Slaves who Abolished Slavery: Blacks in Rebellion

By Richard Hart | Go to book overview

CHAPTER FIFTEEN

THE REBELS RE-SET THE TIME TABLE

Whilst they still had the initiative in the early stages of the rebellion the rebel slaves, despite the deep resentment that they must have felt towards those who had for so long profited from their degradation, had been surprisingly merciful to those whites who fell into their hands. With few exceptions the lives of proprietors, attorneys and overseers, taken by surprise, had been spared and their families had been allowed to go free. Instances of ill-treatment of prisoners, though not unknown, had been rare.

This was as Sam Sharpe had wished it to be. As he explained to the captive overseer at Ginger Hill, he wanted to avoid unnecessary destruction of life, not wishing anyone to be harmed who did not oppose the rebels by force. This explains why only 14 whites and three of their brown allies were killed and only 12 whites and two browns were wounded. 1 In St. Elizabeth the three whites killed and wounded were soldiers. The returns from the other parishes do not specify whether the killed and wounded were soldiers or civilians. No blacks, not even the ubiquitous "Uncle Toms", were harmed [PRO:CO 137/185].

The whites behaved very differently towards the blacks. The number of rebels killed during the fighting may not have been excessive, having regard to the scope of the rebellion

-325-

Notes for this page

Add a new note
If you are trying to select text to create highlights or citations, remember that you must now click or tap on the first word, and then click or tap on the last word.
One moment ...
Default project is now your active project.
Project items
Notes
Cite this page

Cited page

Style
Citations are available only to our active members.
Buy instant access to cite pages or passages in MLA 8, MLA 7, APA and Chicago citation styles.

(Einhorn, 1992, p. 25)

(Einhorn 25)

(Einhorn 25)

1. Lois J. Einhorn, Abraham Lincoln, the Orator: Penetrating the Lincoln Legend (Westport, CT: Greenwood Press, 1992), 25, http://www.questia.com/read/27419298.

Note: primary sources have slightly different requirements for citation. Please see these guidelines for more information.

Cited page

Bookmark this page
Slaves who Abolished Slavery: Blacks in Rebellion
Table of contents

Table of contents

Settings

Settings

Typeface
Text size Smaller Larger Reset View mode
Search within

Search within this book

Look up

Look up a word

  • Dictionary
  • Thesaurus
Please submit a word or phrase above.
Print this page

Print this page

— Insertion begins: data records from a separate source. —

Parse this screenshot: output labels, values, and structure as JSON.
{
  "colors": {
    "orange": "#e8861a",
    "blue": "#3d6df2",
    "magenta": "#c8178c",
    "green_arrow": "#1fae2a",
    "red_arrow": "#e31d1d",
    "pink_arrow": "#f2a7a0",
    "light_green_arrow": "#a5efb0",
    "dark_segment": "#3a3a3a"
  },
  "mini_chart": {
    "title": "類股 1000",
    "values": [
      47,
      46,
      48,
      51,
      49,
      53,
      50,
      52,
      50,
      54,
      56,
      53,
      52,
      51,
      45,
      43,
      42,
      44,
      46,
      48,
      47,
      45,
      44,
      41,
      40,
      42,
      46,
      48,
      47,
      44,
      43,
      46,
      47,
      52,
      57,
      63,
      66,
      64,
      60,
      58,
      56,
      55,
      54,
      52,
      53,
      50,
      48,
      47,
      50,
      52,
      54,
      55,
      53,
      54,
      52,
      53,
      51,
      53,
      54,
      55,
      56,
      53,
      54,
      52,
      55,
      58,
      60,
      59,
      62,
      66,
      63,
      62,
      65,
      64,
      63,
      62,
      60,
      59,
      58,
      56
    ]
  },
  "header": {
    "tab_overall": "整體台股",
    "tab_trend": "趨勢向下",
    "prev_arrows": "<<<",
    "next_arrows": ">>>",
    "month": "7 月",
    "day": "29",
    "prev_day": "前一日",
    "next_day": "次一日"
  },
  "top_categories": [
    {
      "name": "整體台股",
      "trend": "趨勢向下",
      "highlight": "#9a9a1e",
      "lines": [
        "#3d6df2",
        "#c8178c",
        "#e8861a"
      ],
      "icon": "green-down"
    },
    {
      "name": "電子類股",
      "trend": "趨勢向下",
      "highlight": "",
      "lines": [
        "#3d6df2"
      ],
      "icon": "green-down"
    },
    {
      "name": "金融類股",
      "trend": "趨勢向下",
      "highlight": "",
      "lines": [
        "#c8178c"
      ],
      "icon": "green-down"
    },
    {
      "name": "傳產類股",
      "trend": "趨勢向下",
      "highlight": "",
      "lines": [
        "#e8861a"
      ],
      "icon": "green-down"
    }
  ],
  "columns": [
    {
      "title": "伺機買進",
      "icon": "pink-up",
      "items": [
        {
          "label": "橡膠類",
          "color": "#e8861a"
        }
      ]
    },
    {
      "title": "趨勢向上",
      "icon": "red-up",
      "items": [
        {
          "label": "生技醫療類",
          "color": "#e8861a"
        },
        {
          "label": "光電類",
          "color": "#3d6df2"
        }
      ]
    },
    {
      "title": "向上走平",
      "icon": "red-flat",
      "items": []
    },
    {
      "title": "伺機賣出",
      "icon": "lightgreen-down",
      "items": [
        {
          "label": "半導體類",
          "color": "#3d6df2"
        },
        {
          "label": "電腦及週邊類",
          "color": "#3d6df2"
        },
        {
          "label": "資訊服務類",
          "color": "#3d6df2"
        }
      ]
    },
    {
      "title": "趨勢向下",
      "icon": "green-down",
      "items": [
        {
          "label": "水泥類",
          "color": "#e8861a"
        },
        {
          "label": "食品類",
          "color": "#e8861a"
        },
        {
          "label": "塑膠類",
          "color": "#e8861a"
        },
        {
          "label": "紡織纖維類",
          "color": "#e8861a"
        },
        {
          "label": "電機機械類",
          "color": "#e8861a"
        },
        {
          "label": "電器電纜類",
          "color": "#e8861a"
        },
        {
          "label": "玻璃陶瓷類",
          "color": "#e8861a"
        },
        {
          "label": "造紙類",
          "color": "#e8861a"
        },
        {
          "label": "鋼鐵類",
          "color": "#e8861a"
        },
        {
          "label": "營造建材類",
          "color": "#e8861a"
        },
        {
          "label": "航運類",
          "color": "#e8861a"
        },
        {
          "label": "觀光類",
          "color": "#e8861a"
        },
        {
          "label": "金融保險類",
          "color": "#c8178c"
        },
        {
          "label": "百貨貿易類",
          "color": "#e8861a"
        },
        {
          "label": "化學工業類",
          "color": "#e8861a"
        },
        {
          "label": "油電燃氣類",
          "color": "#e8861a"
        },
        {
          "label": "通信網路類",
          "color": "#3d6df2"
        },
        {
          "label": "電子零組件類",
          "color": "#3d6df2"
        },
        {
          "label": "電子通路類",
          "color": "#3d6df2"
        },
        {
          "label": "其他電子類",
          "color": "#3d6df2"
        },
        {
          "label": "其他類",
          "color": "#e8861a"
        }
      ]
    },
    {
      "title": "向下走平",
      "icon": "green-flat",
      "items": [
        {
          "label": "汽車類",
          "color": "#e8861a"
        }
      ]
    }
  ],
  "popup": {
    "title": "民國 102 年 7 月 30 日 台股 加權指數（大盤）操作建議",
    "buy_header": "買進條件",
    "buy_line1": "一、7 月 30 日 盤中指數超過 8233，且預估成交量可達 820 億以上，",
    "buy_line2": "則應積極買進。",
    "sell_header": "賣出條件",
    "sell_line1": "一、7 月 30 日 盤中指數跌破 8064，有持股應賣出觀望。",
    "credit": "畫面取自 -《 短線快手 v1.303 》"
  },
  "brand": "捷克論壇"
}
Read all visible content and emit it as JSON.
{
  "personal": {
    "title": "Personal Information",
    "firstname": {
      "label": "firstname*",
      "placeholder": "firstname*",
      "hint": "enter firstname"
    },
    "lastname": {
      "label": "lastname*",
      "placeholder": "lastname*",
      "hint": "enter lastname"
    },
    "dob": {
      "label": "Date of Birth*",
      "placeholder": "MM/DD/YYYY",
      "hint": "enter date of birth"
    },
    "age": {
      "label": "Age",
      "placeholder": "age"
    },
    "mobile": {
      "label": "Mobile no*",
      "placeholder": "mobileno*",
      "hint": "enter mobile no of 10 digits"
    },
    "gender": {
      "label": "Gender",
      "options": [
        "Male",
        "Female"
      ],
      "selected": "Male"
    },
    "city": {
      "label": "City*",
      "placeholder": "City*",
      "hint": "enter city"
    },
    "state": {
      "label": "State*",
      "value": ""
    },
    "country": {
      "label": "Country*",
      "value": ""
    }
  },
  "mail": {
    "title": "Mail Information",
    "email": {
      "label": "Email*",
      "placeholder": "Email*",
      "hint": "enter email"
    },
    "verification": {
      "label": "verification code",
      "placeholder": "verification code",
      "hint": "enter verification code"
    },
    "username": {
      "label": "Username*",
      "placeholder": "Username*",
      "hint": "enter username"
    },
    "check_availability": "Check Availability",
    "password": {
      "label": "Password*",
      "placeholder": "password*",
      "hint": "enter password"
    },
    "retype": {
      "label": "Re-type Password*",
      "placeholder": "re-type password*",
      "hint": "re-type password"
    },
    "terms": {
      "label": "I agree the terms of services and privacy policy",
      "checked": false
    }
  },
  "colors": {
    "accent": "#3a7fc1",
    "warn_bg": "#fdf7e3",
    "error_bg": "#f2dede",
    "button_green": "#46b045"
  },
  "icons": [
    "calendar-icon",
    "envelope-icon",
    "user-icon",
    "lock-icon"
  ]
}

Why can't I print more than one page at a time?

Help
Full screen
Items saved from this book
  • Bookmarks
  • Highlights & Notes
  • Citations
/ 358

matching results for page

    Questia reader help

    How to highlight and cite specific passages

    1. Click or tap the first word you want to select.
    2. Click or tap the last word you want to select, and you’ll see everything in between get selected.
    3. You’ll then get a menu of options like creating a highlight or a citation from that passage of text.

    OK, got it!

    Cited passage

    Style
    Citations are available only to our active members.
    Buy instant access to cite pages or passages in MLA 8, MLA 7, APA and Chicago citation styles.

    "Portraying himself as an honest, ordinary person helped Lincoln identify with his audiences." (Einhorn, 1992, p. 25).

    "Portraying himself as an honest, ordinary person helped Lincoln identify with his audiences." (Einhorn 25)

    "Portraying himself as an honest, ordinary person helped Lincoln identify with his audiences." (Einhorn 25)

    "Portraying himself as an honest, ordinary person helped Lincoln identify with his audiences."1

    1. Lois J. Einhorn, Abraham Lincoln, the Orator: Penetrating the Lincoln Legend (Westport, CT: Greenwood Press, 1992), 25, http://www.questia.com/read/27419298.

    Cited passage

    Thanks for trying Questia!

    Please continue trying out our research tools, but please note, full functionality is available only to our active members.

    Your work will be lost once you leave this Web page.

    Buy instant access to save your work.

    Already a member? Log in now.

    Search by... Author
    Show... All Results Primary Sources Peer-reviewed

    Oops!

    An unknown error has occurred. Please click the button below to reload the page. If the problem persists, please try again in a little while.